And finally, on the Girl Scouts of the USA’s blog, there is a list of all the ways Girl Scouts all over the United States are honoring her birthday by volunteering in service projects in their article entitled “Halloween Fun and Good Deed Run-Down.”

Girl Scout History at the Resource Center

Service Center of the Girl Scouts of Greater Atlanta

The Girl Scout Resource Center and the Girl Scout Archives live side-by-side at the Mableton (Atlanta) Service Center. The Resource Center provides hands-on access to history for girls and adults who want to hold or touch as well as look at materials from the past. Leaders may check out older handbooks to share with the girls, or check out an entire activity kit that includes books, uniforms and other Girl Scout as well as popular materials from the past.

The history-based activity kits include:

  • Brownie Girl Scouts Through the Years: 1930s
  • Brownie Girl Scouts Through the Years: 1940
  • Ponytails and Poodle Skirts: Your Sock Hop In a Box (1950s)
  • Discovering Our History (Girl Scouting in the USA)
  • Daisy’s Days: The Life and Times of Juliette Low

There are also “historic” videos (VHS) available for checkout:
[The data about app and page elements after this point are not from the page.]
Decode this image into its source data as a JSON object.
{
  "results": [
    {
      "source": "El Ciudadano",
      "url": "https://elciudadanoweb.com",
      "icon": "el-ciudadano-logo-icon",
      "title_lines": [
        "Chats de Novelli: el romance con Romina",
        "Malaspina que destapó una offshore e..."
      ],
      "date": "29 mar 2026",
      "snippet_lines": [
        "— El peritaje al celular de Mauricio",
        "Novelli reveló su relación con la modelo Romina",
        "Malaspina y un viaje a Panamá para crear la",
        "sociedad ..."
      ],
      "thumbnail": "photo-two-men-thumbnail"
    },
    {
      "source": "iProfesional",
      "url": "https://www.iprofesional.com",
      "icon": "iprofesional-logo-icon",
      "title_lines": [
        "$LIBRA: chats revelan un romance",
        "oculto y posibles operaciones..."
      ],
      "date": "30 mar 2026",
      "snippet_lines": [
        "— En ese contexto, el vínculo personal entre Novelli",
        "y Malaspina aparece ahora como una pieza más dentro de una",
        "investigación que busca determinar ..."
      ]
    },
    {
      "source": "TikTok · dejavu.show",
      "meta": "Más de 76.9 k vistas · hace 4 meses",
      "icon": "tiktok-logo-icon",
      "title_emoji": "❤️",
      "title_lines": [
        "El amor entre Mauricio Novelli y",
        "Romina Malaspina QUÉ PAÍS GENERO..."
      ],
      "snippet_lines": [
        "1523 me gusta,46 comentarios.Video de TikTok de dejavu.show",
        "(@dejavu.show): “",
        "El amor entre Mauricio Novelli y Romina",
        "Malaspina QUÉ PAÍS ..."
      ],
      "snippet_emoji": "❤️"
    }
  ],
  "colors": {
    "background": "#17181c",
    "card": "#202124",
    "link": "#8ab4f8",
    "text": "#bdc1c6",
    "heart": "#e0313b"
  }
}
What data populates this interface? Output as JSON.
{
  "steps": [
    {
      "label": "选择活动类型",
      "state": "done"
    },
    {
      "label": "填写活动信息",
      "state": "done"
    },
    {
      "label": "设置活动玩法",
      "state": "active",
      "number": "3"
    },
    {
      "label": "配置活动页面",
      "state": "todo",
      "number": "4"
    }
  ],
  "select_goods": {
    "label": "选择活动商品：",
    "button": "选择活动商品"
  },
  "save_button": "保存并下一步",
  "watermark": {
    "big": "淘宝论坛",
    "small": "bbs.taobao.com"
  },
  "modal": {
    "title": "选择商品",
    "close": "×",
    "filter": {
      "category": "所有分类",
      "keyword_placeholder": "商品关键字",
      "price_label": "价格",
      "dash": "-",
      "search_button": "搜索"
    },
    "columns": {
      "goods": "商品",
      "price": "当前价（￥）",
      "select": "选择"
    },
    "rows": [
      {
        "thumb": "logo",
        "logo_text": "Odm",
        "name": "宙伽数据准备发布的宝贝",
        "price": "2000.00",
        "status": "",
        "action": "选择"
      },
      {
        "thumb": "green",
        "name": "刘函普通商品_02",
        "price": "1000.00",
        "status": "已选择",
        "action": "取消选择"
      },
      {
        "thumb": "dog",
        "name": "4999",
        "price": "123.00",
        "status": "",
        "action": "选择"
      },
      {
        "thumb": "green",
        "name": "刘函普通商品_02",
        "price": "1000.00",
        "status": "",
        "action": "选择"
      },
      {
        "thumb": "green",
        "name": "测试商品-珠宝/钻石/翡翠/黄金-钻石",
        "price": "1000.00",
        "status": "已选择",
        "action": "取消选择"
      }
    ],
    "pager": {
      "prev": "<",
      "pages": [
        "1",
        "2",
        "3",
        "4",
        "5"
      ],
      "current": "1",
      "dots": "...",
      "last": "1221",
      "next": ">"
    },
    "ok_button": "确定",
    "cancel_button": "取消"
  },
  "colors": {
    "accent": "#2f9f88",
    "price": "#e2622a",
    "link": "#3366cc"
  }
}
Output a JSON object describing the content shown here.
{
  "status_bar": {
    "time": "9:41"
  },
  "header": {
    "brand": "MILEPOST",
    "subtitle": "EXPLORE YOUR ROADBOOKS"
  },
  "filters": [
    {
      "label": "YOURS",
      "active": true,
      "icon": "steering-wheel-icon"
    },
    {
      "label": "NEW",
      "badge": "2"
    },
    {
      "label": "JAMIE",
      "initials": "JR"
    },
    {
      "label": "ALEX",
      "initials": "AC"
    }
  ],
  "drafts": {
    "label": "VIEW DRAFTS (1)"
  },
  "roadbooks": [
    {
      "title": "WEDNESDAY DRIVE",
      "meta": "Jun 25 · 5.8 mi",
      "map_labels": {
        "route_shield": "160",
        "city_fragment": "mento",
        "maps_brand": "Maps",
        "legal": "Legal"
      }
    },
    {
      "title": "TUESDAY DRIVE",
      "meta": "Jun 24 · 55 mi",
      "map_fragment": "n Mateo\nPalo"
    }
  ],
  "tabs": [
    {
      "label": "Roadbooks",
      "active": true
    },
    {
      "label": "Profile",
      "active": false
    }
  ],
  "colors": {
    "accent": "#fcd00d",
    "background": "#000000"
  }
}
“AN INTERVIEW IN TIME”– GSUSA, 1981 – 5 minutes — an imaginary interview with Juliette Low recaps some history of Girl Scouting in the U.S. as well as the ideals behind the Movement; contains many archival photos; explains the organization of Girl Scouts at the national and council levels. Part 1 and Part 2 are on YouTube on the GirlScoutVideos (GSUSA) channel.

“FROM KHAKI TO KELLY: WATCH OUR GIRL SCOUT STYLE”– Greater Minneapolis GSC, 1995 – 20 minutes; this video style show features 24 different historical uniforms; a girl narrator tells the story of the historical period when each uniform was worn, from 1912 to 1995.

“GOLDEN EAGLET, The” — GSUSA, 1918/1982 VHS and DVD – 20 minutes – – this classic silent film (with subtitles) made in 1918 shows the early days of Girl Scouting. Shot on location with real Girl Scouts, it was intended to raise community interest in starting Girl Scout troops. Juliette Low appears briefly at the beginning and end of the movie. Part 1 and Part 2 are on YouTube on the GirlScoutVideos (GSUSA) channel.

“SOMETHING FOR THE GIRLS” — GSUSA, 1962 – 21 minutes – original film was produced for the 50th anniversary of Girl Scouts in the U.S.; shows photos from the early days of Girl Scouting; includes some biographical information about Juliette Low.

“UNCOMMON SENSE” – The History of Juliette Low and the Girl Scouts. Old photographs and interviews tell a short history of Juliette Low’s life up to the founding of the Girl Scouts in America.

“WORLD FRIENDSHIP” – GSUSA, 1948 – 19 minutes — an historical film featuring an international camp for Girl Scouts and Girl Guides from Brazil, Canada and the U.S., held in conjunction with the 12th World Association Conference in Cooperstown, NY; story follows the experiences of three girls in camp, including meeting Lady Baden-Powell; emphasizes the international scope of Girl Guiding and Scouting, and the fun of learning about other countries and cultures.

To find out more about these materials, contact Margaret Paschal, Program Resource Center Coordinator of the Girl Scouts of Greater Atlanta at 770-702-9610 or mpaschal@gsgatl.org.